If You Get Hacked, Do Not Email Anyone About It

by | Oct/15/2020

You’ve trained your users to be vigilant for symptoms of cybersecurity issues. Now teach them to share their concerns confidentially.
Alert your users today: Tell them to, if they suspect something, avoid opening a support ticket or emailing your IT professionals about the concern.

More often than ever before, bad actors infiltrate organizations in a slow, methodical way. They can remain undetected for weeks, months, even years. The FBI uses the term dwell time to designate the period from when attackers infiltrate systems until you discover them. The FBI warns businesses that attackers can cause significant damage during dwell time.
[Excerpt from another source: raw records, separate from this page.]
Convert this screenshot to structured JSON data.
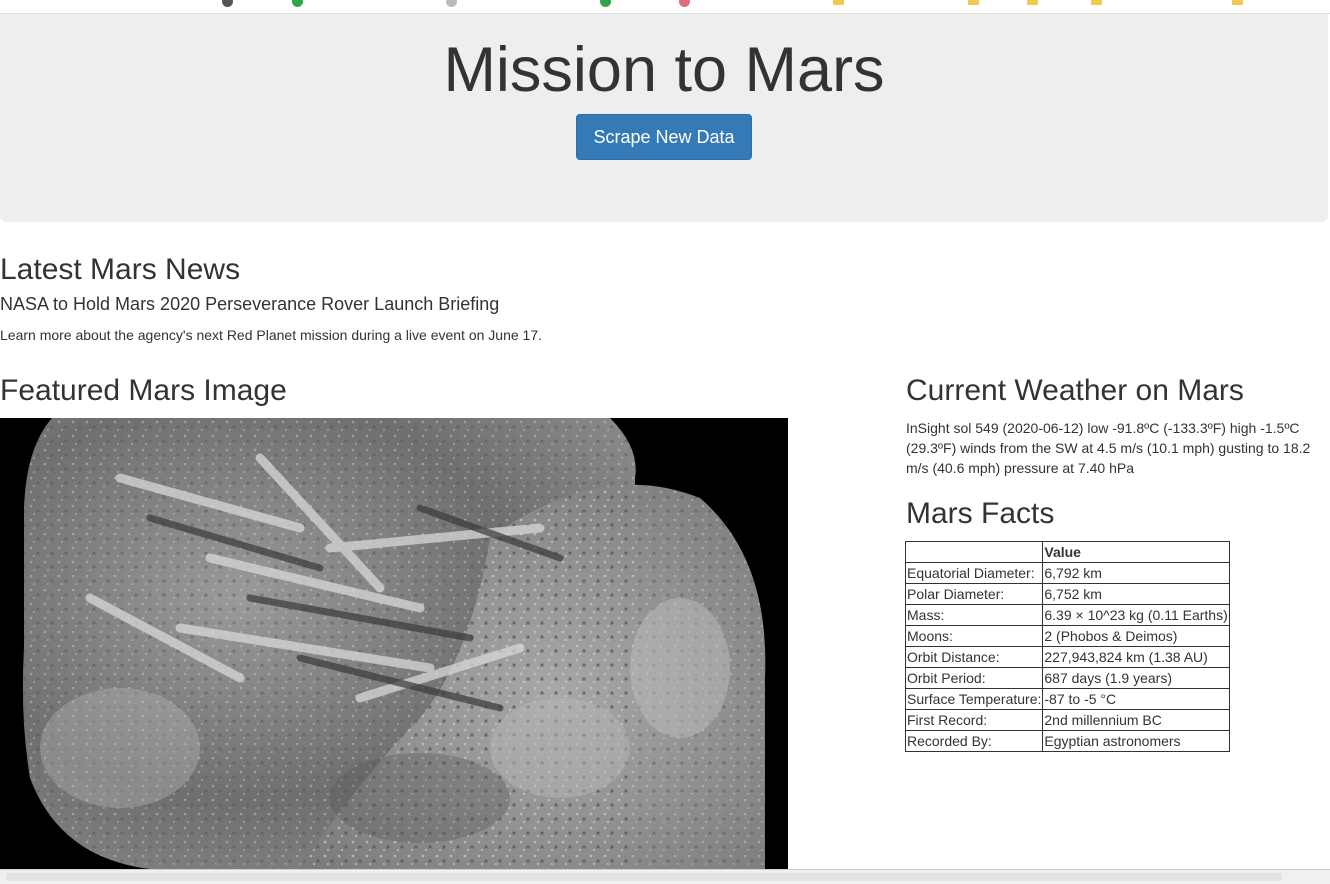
{
  "jumbotron": {
    "title": "Mission to Mars",
    "button_label": "Scrape New Data",
    "button_color": "#337ab7"
  },
  "news": {
    "heading": "Latest Mars News",
    "title": "NASA to Hold Mars 2020 Perseverance Rover Launch Briefing",
    "paragraph": "Learn more about the agency's next Red Planet mission during a live event on June 17."
  },
  "featured": {
    "heading": "Featured Mars Image"
  },
  "weather": {
    "heading": "Current Weather on Mars",
    "text": "InSight sol 549 (2020-06-12) low -91.8ºC (-133.3ºF) high -1.5ºC (29.3ºF) winds from the SW at 4.5 m/s (10.1 mph) gusting to 18.2 m/s (40.6 mph) pressure at 7.40 hPa"
  },
  "facts": {
    "heading": "Mars Facts",
    "columns": [
      "",
      "Value"
    ],
    "rows": [
      {
        "label": "Equatorial Diameter:",
        "value": "6,792 km"
      },
      {
        "label": "Polar Diameter:",
        "value": "6,752 km"
      },
      {
        "label": "Mass:",
        "value": "6.39 × 10^23 kg (0.11 Earths)"
      },
      {
        "label": "Moons:",
        "value": "2 (Phobos & Deimos)"
      },
      {
        "label": "Orbit Distance:",
        "value": "227,943,824 km (1.38 AU)"
      },
      {
        "label": "Orbit Period:",
        "value": "687 days (1.9 years)"
      },
      {
        "label": "Surface Temperature:",
        "value": "-87 to -5 °C"
      },
      {
        "label": "First Record:",
        "value": "2nd millennium BC"
      },
      {
        "label": "Recorded By:",
        "value": "Egyptian astronomers"
      }
    ]
  }
}
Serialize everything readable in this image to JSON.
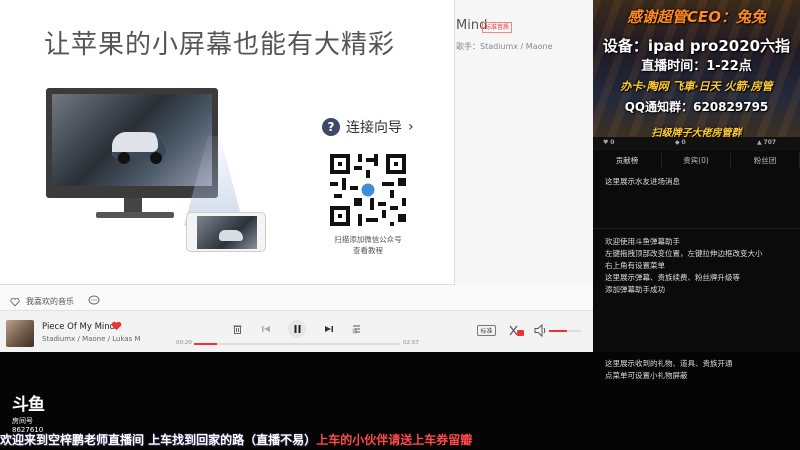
{
  "player": {
    "bg_song_title": "Mind",
    "bg_tag": "标准音质",
    "bg_singer": "歌手：Stadiumx / Maone",
    "promo": {
      "title": "让苹果的小屏幕也能有大精彩",
      "guide_label": "连接向导",
      "guide_arrow": "›",
      "qr_caption_1": "扫描添加微信公众号",
      "qr_caption_2": "查看教程"
    },
    "like_label": "我喜欢的音乐",
    "now_playing": {
      "title": "Piece Of My Mind",
      "artist": "Stadiumx / Maone / Lukas M",
      "time_current": "00:20",
      "time_total": "02:57",
      "progress": 0.11,
      "quality": "标准",
      "volume": 0.55
    }
  },
  "stream_panel": {
    "banner": {
      "line1": "感谢超管CEO：兔兔",
      "line2": "设备：ipad pro2020六指",
      "line3": "直播时间：1-22点",
      "line4": "办卡·陶网 飞車·日天 火箭·房管",
      "line5": "QQ通知群：620829795",
      "line6": "扫级牌子大佬房管群"
    },
    "rank": {
      "count1": "0",
      "count2": "0",
      "count3": "707"
    },
    "tabs": [
      "贡献榜",
      "贵宾(0)",
      "粉丝团"
    ],
    "msg1": "这里展示水友进场消息",
    "msg2": "欢迎使用斗鱼弹幕助手\n左键拖拽顶部改变位置，左键拉伸边框改变大小\n右上角有设置菜单\n这里展示弹幕、贵族续费、粉丝牌升级等\n添加弹幕助手成功",
    "msg3": "这里展示收到的礼物、道具、贵族开通\n点菜单可设置小礼物屏蔽"
  },
  "douyu": {
    "logo": "斗鱼",
    "room_label": "房间号",
    "room_num": "8627610"
  },
  "ticker": {
    "white_part": "欢迎来到空梓鹏老师直播间 上车找到回家的路（直播不易）",
    "red_part": "上车的小伙伴请送上车券留瓣"
  },
  "colors": {
    "accent_red": "#e33333",
    "banner_orange": "#ff8a1f",
    "banner_yellow": "#ffcc33"
  }
}
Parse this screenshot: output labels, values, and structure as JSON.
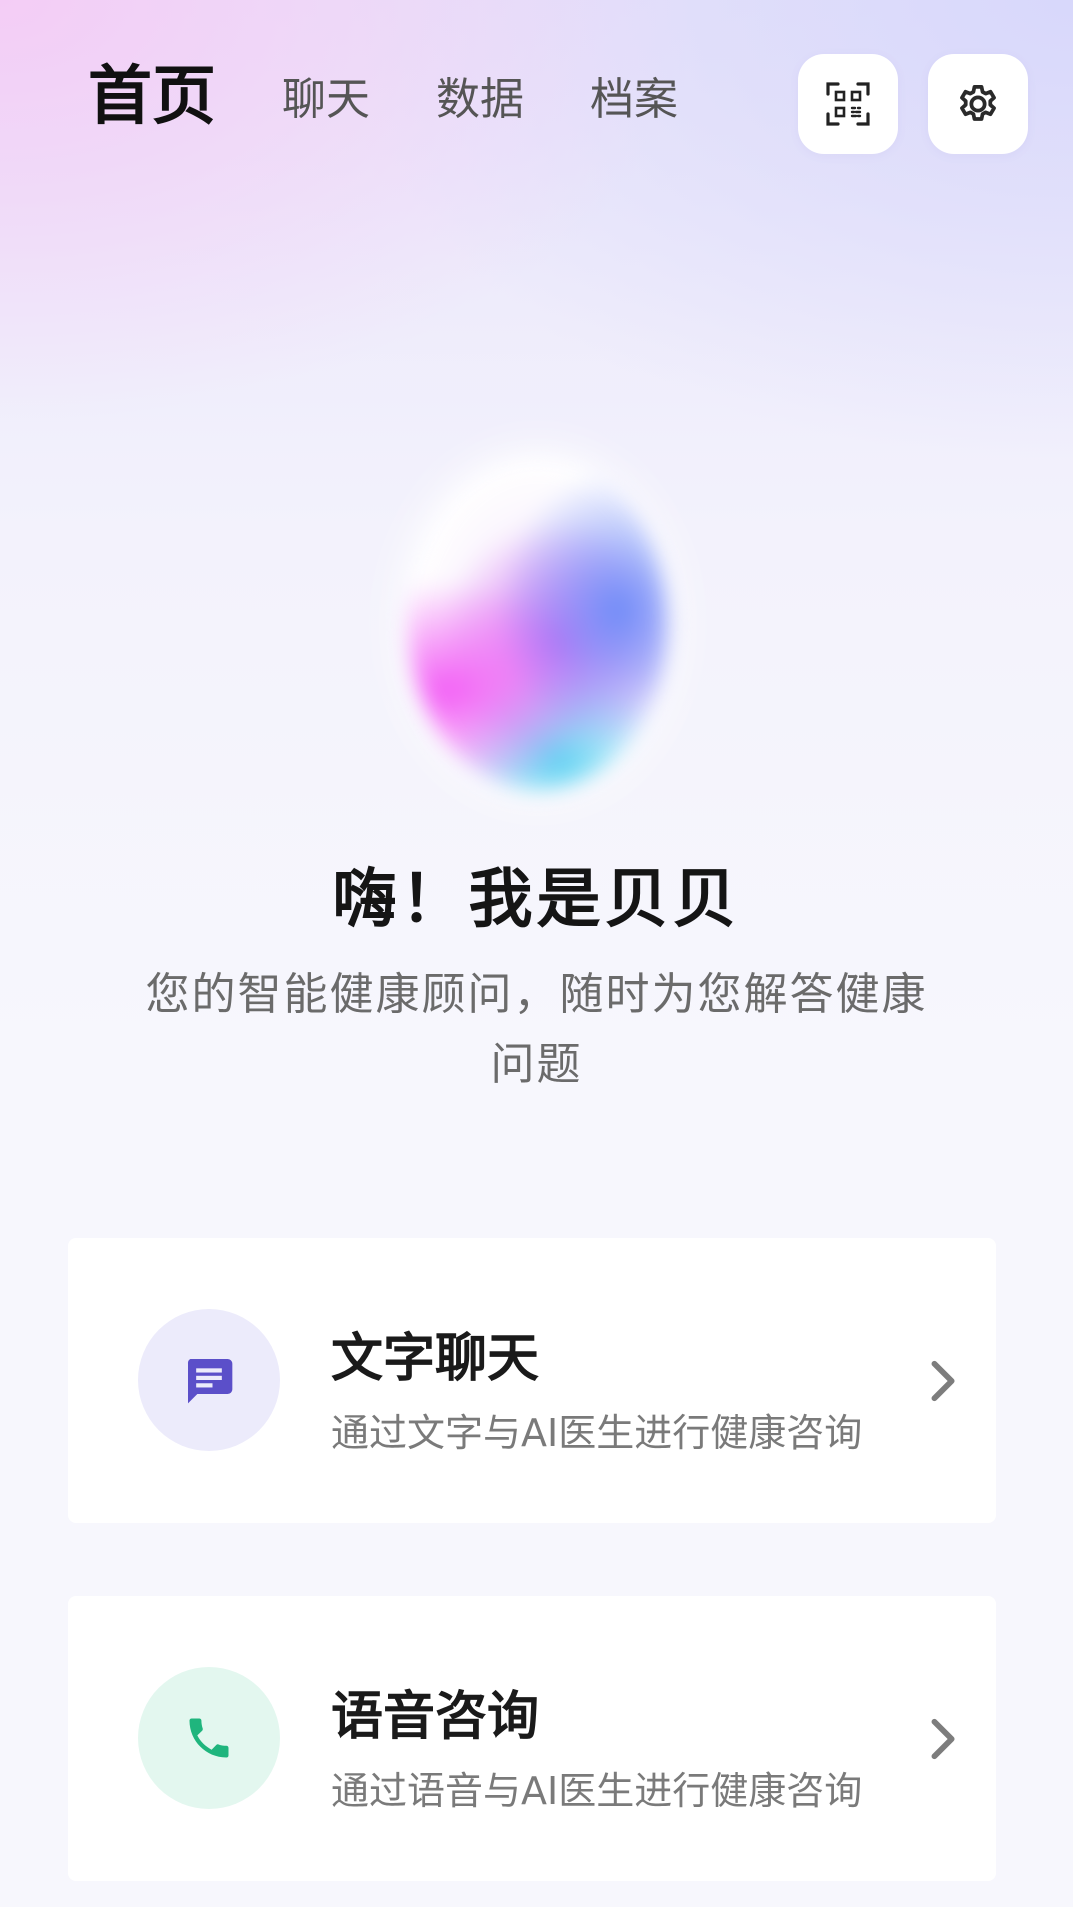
{
  "nav": {
    "tabs": [
      {
        "label": "首页",
        "active": true
      },
      {
        "label": "聊天",
        "active": false
      },
      {
        "label": "数据",
        "active": false
      },
      {
        "label": "档案",
        "active": false
      }
    ],
    "scan_icon": "qr-scan-icon",
    "settings_icon": "gear-icon"
  },
  "hero": {
    "greeting": "嗨！我是贝贝",
    "subtitle": "您的智能健康顾问，随时为您解答健康问题"
  },
  "cards": [
    {
      "title": "文字聊天",
      "description": "通过文字与AI医生进行健康咨询",
      "icon": "chat-message-icon",
      "icon_color": "#5b4fc9",
      "icon_bg": "#ecebfb"
    },
    {
      "title": "语音咨询",
      "description": "通过语音与AI医生进行健康咨询",
      "icon": "phone-icon",
      "icon_color": "#1fb57d",
      "icon_bg": "#e3f7ef"
    }
  ],
  "colors": {
    "primary_text": "#111111",
    "secondary_text": "#6b6b6b",
    "chat_accent": "#5b4fc9",
    "voice_accent": "#1fb57d"
  }
}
Bad actors quickly establish backdoors to ensure access, even if you block their first point of entry. They deploy keyloggers on systems to record keystrokes. If your cyber assets are compromised, the bad actors can potentially monitor your messages to find out when you discover their presence in your network, computers, applications, cloud resources, websites, or anywhere else.

Once attackers know you’ve discovered their infiltration, that triggers them to move forward with their next phase, often contacting you to demand a ransom. Sometimes they threaten severe consequences if you attempt to recover your system in any other way than paying them. Since they are in your systems, you must take the threats seriously.

Establish a protocol for workers to communicate suspicions in some method other than email.

Even your IT department must avoid emailing each other questions such as, “I received an alert that someone is resetting an administrator password. That’s odd. Is that you?” Instead, they must communicate by mobile phone or radio.

If you suspect a breach and contact us, consider phoning. If you must email, use a personal account outside of your company account, and use a phone or some device other than a company computer’s keyboard to send the message.

I’m not talking about when users receive a phishing message. I’m talking about if they receive a phishing message that includes customer account information, if an important file is missing or won’t open, or if they receive an unexpected login request on a website or to open a file. IT needs to investigate these early-warning signs.

Please forward this to other executives who you care about to establish a mobile hotline number for users to reach the IT team to report suspicious activity. Help avoid triggering attackers’ responses before your IT team has time to react and, hopefully, mitigate a potential cybersecurity disaster.